--- What to do ---
Pick each line containing "value" out of the records.

--- Task inputs ---
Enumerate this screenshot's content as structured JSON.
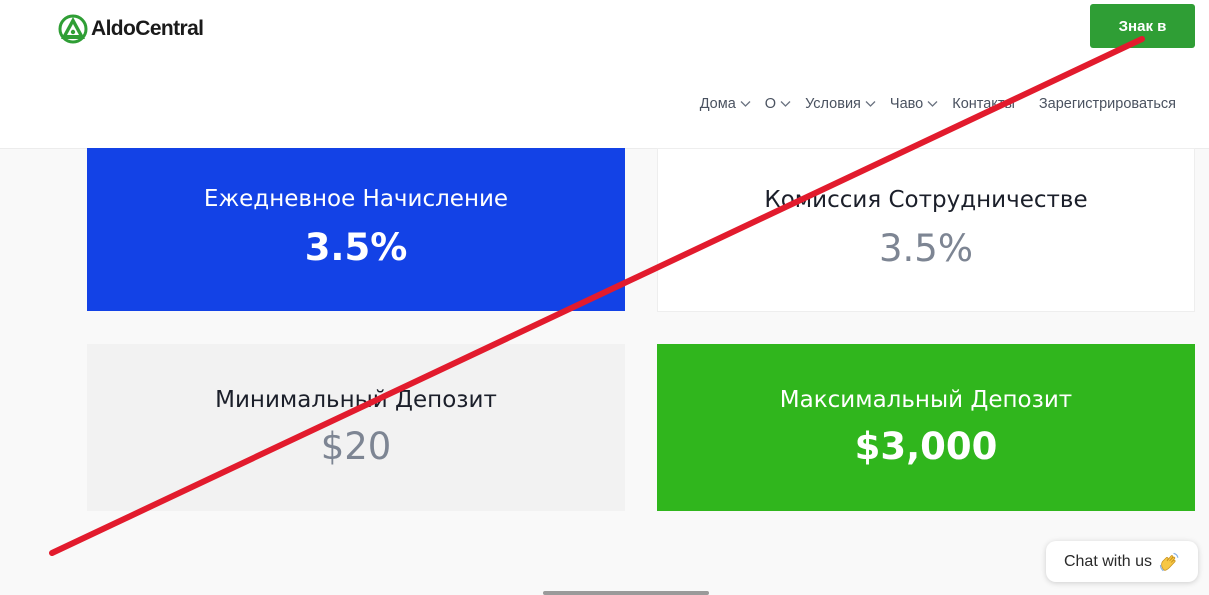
{
  "header": {
    "logo_text": "AldoCentral",
    "login_label": "Знак в",
    "nav": [
      {
        "label": "Дома",
        "has_dropdown": true
      },
      {
        "label": "О",
        "has_dropdown": true
      },
      {
        "label": "Условия",
        "has_dropdown": true
      },
      {
        "label": "Чаво",
        "has_dropdown": true
      },
      {
        "label": "Контакты",
        "has_dropdown": false
      },
      {
        "label": "Зарегистрироваться",
        "has_dropdown": false
      }
    ]
  },
  "cards": [
    {
      "title": "Ежедневное Начисление",
      "value": "3.5%"
    },
    {
      "title": "Комиссия Сотрудничестве",
      "value": "3.5%"
    },
    {
      "title": "Минимальный Депозит",
      "value": "$20"
    },
    {
      "title": "Максимальный Депозит",
      "value": "$3,000"
    }
  ],
  "chat": {
    "label": "Chat with us",
    "icon": "waving-hand-icon"
  },
  "colors": {
    "brand_green": "#2f9e35",
    "card_blue": "#1342e6",
    "card_green": "#30b61d",
    "overlay_red": "#e21b2d"
  }
}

--- Output of the exercise ---
      "value": "3.5%"
      "value": "3.5%"
      "value": "$20"
      "value": "$3,000"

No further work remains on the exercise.